In addition to the predicted BCF values further information on the transformation processes derived by CATALOGIC 301C v09.13 were analyzed and considered to adequately conclude on the bioaccumulative potential. The general biotransformation process consists of phase I reactions followed by phase II reactions. Phase I reactions include oxidative, reductive and hydrolytic reactions and its goal is to transfer the substrate to a more soluble substance to increase water solubility. In the present case Catalogic predicted three phase I reactions relevant for the biotransformation/biodegradation of the parent substance and its metabolites. (1) decarboxylation, (2) aromatic ring oxidation, and (3) bisphenol A cleavage reactions. Except for the decarboxylation reactions which were only predicted for the first two metabolites, the other reactions lead to additional hydroxyl, aldehyde and/or carboxyl groups. These additional functional groups are responsible for the increased solubility and the decreasing logKow values. Subsequently, the decreasing logKow has an immediate effect on the bioaccumulative potential because the decreased lipophilicity leads to a reduced uptake by passive diffusion. Furthermore, the additional functional groups increase the polarity of the metabolites and consequently its hydration shell which further hinders the uptake through cell membranes. In Table 3 it can be clearly seen that both the logKow and the predicted BCF value strongly correlates with the polarity of the metabolite. Both the amount and the oxidative level have a direct impact on the predicted BCF as well as the logKow.

In conclusion, none of the relevant metabolites is regarded to be bioaccumulative. Their predicted BCF values are well below the PBT threshold of 2000. This assumption is further strengthened by the decreased lipophilicity (decreasing logKow values) as well as the increasing amount of polar functional groups causing an increased hydration shell which clearly hinders the uptake by passive diffusion through cell membranes.

 

 


 

References
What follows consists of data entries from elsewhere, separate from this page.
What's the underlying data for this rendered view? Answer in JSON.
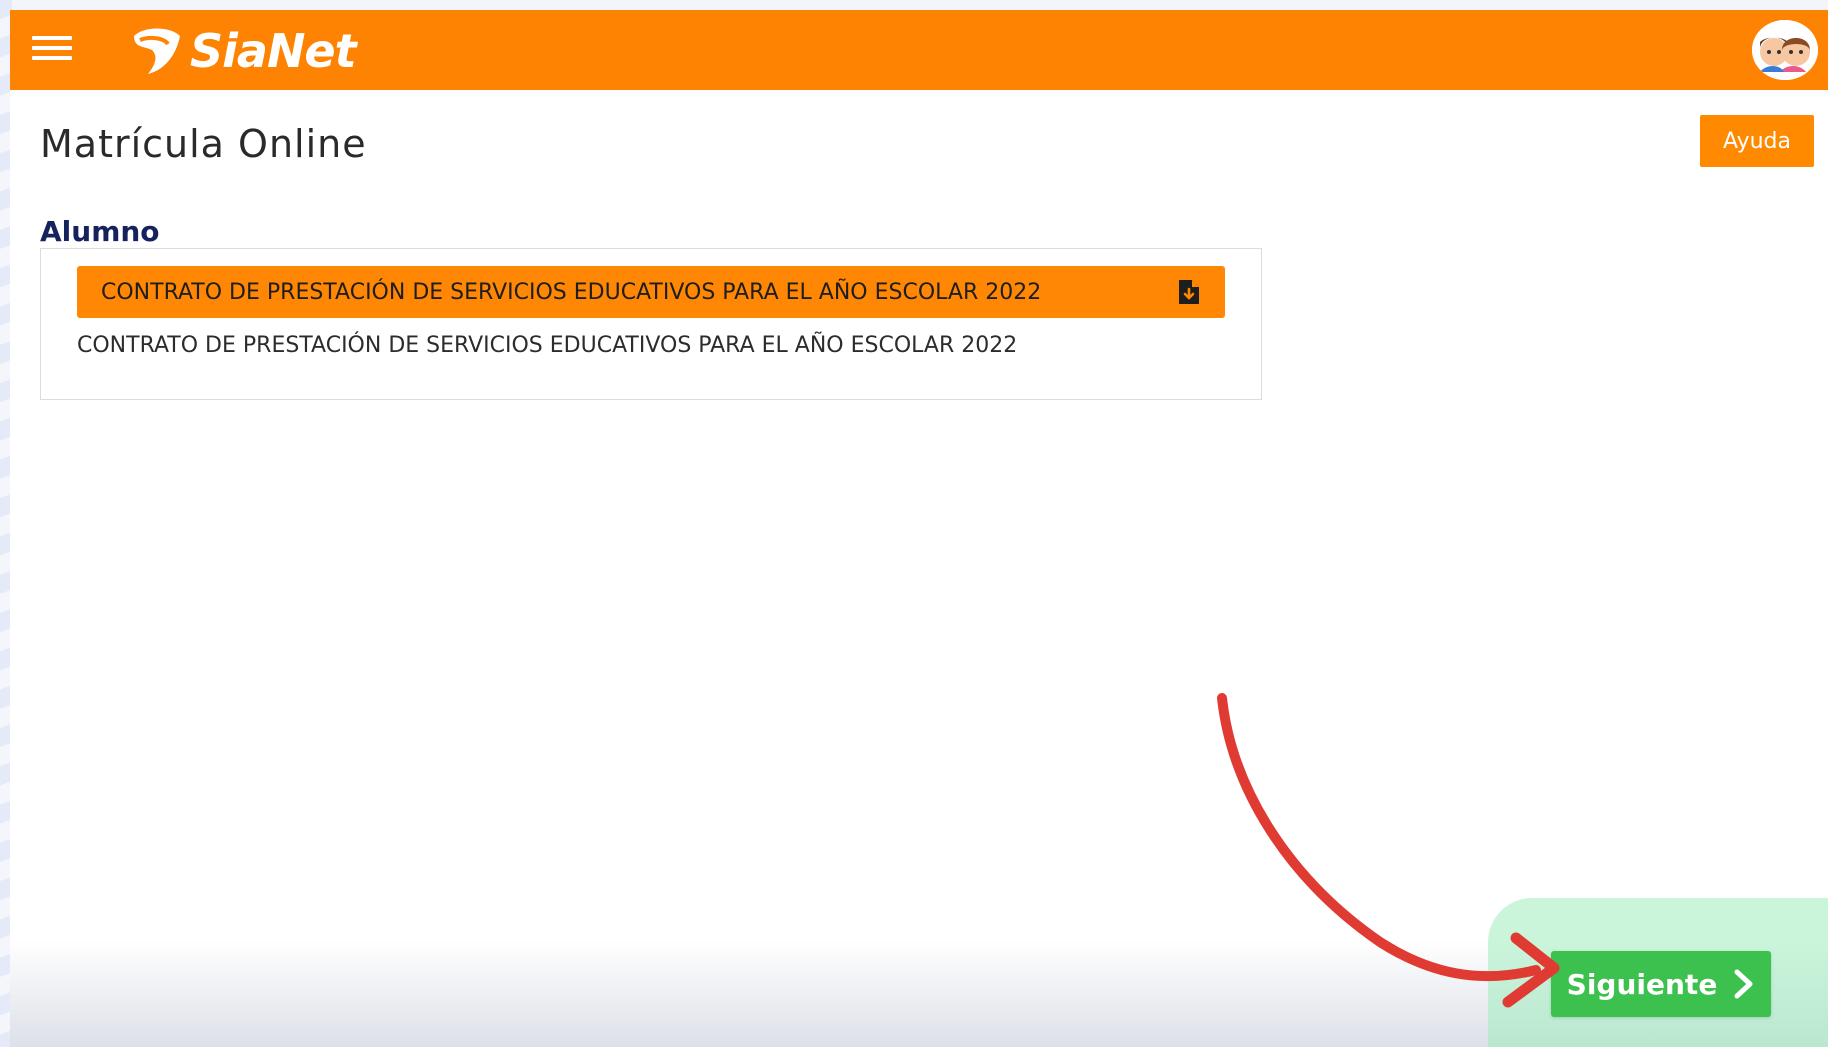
{
  "header": {
    "app_name": "SiaNet",
    "icons": [
      "menu-icon",
      "sianet-logo-icon",
      "user-avatar-icon"
    ],
    "bar_color": "#ff8303"
  },
  "page": {
    "title": "Matrícula Online",
    "help_label": "Ayuda"
  },
  "section": {
    "label": "Alumno",
    "document_button_label": "CONTRATO DE PRESTACIÓN DE SERVICIOS EDUCATIVOS PARA EL AÑO ESCOLAR 2022",
    "document_button_icon": "file-download-icon",
    "document_description": "CONTRATO DE PRESTACIÓN DE SERVICIOS EDUCATIVOS PARA EL AÑO ESCOLAR 2022"
  },
  "footer": {
    "next_label": "Siguiente",
    "next_icon": "chevron-right-icon",
    "next_color": "#3cc14e"
  },
  "annotation": {
    "arrow_icon": "curved-red-arrow-icon",
    "arrow_color": "#e03b33"
  }
}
Meylan, W.M., Howard, P.H, Aronson, D., Printup, H. and S. Gouchie.  1997.  "Improved Method for Estimating Bioconcentration Factor (BCF) from Octanol-Water Partition Coefficient", SRC TR-97-006 (2nd Update), July 22, 1997; prepared for: Robert S. Boethling, EPA-OPPT, Washington, DC; Contract No. 68-D5-0012; prepared by: ; Syracuse Research Corp., Environmental Science Center, 6225 Running Ridge Road, North Syracuse, NY 13212.

 Meylan,WM, Howard,PH, Boethling,RS et al. 1999.  Improved Method for Estimating Bioconcentration / Bioaccumulation Factor from Octanol/Water Partition Coefficient. Environ. Toxicol. Chem. 18(4): 664-672 (1999).

Arnot JA, Gobas FAPC. 2003. A generic QSAR for assessing the bioaccumulation potential of organic chemicals in aquatic food webs. QSAR and Combinatorial Science 22: 337-345.

Dimitrov S, Dimitrova N, Parkerton T, Comber M, Bonnell M and Mekenyan O. “Base-line model for identifying the bioaccumulation potential of chemicals”, SAR and QSAR in Environmental Research 16(6), 2005